## [Task to complete]
Lines with the word "title" in them must be copied from the records below.
________________________________________
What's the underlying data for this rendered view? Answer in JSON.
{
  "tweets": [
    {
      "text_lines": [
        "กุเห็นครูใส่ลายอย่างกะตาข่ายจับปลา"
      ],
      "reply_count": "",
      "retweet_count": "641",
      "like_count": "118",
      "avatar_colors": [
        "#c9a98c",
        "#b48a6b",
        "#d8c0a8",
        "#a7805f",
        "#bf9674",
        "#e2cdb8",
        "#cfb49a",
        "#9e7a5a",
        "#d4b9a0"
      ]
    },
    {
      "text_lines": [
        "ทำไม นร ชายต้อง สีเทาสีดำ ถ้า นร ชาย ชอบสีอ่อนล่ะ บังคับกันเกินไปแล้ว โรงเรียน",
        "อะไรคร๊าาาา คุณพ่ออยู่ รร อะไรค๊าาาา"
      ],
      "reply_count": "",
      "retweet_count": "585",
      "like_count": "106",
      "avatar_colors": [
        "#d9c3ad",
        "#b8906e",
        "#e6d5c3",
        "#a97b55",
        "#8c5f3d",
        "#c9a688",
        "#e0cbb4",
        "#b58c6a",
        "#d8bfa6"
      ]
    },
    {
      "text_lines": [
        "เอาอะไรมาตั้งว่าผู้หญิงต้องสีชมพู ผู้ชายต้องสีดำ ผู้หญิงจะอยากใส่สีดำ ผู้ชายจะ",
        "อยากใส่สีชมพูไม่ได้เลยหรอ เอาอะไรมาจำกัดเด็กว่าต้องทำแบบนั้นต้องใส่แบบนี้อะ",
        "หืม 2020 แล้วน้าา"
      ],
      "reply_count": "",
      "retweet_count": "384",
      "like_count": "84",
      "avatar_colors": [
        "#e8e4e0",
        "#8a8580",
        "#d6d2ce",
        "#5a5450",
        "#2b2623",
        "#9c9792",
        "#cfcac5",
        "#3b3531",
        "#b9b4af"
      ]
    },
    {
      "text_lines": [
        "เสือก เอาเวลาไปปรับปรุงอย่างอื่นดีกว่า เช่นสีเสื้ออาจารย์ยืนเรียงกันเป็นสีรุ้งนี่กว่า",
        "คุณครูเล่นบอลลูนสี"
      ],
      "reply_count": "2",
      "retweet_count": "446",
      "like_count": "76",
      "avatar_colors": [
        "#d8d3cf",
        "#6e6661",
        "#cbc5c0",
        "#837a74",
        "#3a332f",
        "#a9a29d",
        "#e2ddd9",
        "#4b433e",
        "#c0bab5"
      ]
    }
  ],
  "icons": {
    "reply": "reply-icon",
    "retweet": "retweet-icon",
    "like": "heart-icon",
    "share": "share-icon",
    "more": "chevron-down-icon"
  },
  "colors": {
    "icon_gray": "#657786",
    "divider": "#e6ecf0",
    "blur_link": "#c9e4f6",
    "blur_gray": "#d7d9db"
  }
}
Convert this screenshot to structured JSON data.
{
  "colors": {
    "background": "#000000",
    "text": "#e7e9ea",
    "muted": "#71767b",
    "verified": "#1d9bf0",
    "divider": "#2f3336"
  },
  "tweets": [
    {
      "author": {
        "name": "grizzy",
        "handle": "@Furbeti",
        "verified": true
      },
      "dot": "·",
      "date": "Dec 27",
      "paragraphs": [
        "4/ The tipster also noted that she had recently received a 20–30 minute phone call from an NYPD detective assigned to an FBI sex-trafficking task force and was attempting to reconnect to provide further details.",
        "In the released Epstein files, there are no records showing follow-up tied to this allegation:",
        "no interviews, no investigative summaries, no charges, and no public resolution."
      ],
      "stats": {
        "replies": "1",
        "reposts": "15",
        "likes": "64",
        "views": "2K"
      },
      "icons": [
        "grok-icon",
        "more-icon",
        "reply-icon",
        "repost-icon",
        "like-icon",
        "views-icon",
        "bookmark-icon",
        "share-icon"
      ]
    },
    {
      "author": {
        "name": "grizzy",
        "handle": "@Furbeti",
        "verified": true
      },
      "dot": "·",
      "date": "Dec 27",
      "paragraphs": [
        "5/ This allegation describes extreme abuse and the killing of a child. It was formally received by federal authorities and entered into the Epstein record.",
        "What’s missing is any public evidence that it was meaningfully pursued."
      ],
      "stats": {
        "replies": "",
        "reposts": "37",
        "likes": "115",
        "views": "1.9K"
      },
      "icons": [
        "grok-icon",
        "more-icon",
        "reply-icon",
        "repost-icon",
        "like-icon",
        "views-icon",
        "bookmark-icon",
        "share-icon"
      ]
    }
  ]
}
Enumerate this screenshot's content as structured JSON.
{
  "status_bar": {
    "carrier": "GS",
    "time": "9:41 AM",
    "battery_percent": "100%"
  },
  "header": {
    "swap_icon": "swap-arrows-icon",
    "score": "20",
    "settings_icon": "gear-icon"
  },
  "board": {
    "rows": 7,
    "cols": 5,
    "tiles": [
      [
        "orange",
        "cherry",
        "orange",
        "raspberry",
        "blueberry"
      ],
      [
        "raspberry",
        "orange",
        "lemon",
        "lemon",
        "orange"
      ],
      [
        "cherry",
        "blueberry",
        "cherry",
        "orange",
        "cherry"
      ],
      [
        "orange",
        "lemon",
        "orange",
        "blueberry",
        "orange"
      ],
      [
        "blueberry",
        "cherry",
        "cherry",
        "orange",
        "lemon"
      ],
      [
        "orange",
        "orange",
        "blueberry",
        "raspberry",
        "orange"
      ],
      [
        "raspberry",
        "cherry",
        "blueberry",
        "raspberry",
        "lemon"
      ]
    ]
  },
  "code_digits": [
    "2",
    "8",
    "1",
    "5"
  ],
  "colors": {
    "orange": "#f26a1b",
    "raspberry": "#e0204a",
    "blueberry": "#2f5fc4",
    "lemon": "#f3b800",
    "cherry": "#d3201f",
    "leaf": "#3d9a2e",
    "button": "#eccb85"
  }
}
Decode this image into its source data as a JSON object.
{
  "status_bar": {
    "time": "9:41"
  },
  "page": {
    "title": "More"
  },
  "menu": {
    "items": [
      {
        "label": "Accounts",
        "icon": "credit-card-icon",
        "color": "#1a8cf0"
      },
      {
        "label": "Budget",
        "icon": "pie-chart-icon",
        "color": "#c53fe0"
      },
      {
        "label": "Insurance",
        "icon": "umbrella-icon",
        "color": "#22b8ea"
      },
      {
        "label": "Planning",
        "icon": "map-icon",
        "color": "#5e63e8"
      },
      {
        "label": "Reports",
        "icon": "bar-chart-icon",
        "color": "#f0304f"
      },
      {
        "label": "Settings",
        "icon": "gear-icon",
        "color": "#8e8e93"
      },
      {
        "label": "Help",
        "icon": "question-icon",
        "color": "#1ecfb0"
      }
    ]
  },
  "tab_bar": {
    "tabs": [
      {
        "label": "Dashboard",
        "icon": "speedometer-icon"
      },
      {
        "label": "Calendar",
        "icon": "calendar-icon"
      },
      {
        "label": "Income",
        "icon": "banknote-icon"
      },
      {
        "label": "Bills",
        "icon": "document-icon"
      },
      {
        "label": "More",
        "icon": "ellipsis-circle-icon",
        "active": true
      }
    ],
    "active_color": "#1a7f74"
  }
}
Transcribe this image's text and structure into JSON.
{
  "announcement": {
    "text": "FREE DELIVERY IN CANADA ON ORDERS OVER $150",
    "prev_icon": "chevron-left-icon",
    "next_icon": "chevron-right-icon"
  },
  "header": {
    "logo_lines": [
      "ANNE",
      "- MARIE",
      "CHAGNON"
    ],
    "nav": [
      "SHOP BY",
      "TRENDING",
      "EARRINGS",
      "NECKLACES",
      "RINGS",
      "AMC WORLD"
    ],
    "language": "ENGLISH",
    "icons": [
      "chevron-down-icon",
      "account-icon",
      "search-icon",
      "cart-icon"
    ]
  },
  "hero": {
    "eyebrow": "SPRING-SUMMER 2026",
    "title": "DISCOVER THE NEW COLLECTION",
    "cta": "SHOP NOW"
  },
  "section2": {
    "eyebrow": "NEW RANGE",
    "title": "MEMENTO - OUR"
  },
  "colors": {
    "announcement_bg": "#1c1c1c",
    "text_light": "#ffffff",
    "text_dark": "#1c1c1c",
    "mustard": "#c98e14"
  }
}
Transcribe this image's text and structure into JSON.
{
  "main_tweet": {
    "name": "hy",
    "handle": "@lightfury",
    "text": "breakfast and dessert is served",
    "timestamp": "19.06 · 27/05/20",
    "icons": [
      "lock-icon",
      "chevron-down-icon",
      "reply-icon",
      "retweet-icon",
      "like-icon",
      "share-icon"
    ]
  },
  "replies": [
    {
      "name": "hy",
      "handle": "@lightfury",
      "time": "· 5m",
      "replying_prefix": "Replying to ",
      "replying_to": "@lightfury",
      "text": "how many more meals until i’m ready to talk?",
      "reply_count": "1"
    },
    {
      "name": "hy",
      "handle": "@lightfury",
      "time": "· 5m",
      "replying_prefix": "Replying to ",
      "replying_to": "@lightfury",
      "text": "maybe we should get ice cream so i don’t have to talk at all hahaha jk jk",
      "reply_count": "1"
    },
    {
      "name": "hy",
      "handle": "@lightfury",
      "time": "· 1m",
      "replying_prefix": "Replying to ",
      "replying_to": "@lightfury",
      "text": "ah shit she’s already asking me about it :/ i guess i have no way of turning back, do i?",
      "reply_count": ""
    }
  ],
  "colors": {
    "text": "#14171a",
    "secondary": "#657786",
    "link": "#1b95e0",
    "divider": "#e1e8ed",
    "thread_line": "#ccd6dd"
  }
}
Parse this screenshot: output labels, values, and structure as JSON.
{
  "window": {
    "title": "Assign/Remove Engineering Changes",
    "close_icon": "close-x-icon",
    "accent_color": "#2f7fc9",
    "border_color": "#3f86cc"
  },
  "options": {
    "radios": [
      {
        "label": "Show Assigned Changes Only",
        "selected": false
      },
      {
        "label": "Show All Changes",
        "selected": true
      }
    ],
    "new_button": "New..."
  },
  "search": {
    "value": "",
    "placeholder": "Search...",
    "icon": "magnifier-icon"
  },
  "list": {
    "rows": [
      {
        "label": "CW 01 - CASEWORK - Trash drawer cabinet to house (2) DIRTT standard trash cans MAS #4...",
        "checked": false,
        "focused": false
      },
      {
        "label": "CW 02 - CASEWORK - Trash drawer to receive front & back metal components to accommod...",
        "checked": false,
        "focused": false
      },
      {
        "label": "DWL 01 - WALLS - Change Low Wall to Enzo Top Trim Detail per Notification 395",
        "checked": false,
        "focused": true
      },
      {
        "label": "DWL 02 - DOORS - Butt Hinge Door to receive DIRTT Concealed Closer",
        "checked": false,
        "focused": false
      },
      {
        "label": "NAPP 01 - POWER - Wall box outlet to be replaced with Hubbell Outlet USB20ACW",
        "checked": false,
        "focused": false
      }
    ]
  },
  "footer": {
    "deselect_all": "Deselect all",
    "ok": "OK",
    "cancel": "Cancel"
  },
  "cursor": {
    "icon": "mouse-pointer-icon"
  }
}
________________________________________
## [Solution for this problem]
    "title": "More"
    "title": "DISCOVER THE NEW COLLECTION",
    "title": "MEMENTO - OUR"
    "title": "Assign/Remove Engineering Changes",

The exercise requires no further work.